YOUR GOAL: Produce a faithful copy of every record below, without the pictures.

EXERCISE DATA:

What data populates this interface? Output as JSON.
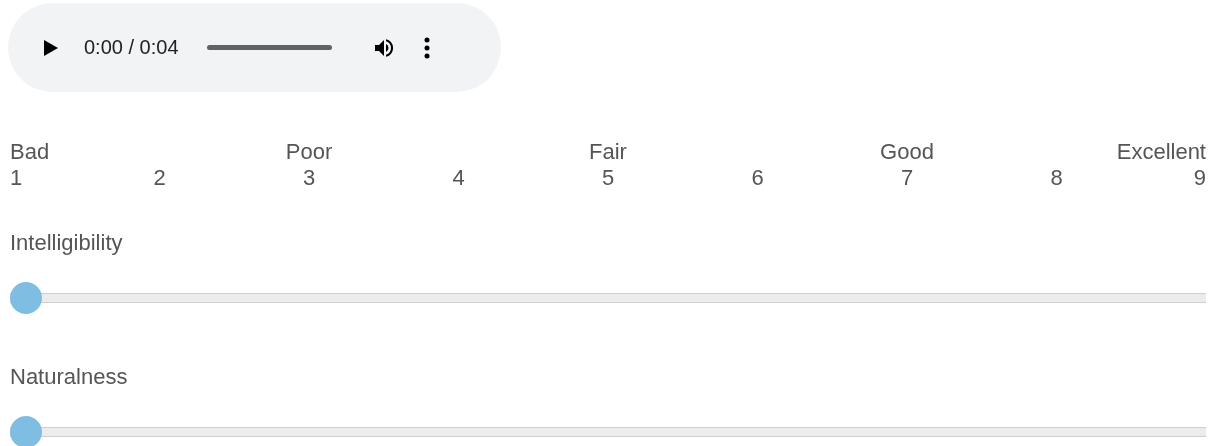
{
  "audio_player": {
    "time": "0:00 / 0:04"
  },
  "scale": {
    "labels": [
      "Bad",
      "Poor",
      "Fair",
      "Good",
      "Excellent"
    ],
    "numbers": [
      "1",
      "2",
      "3",
      "4",
      "5",
      "6",
      "7",
      "8",
      "9"
    ]
  },
  "sliders": [
    {
      "label": "Intelligibility",
      "level": 0
    },
    {
      "label": "Naturalness",
      "level": 0
    }
  ]
}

OUTPUT OF THE TASK:
What data populates this interface? Output as JSON.
{
  "audio_player": {
    "time": "0:00 / 0:04"
  },
  "scale": {
    "labels": [
      "Bad",
      "Poor",
      "Fair",
      "Good",
      "Excellent"
    ],
    "numbers": [
      "1",
      "2",
      "3",
      "4",
      "5",
      "6",
      "7",
      "8",
      "9"
    ]
  },
  "sliders": [
    {
      "label": "Intelligibility",
      "level": 0
    },
    {
      "label": "Naturalness",
      "level": 0
    }
  ]
}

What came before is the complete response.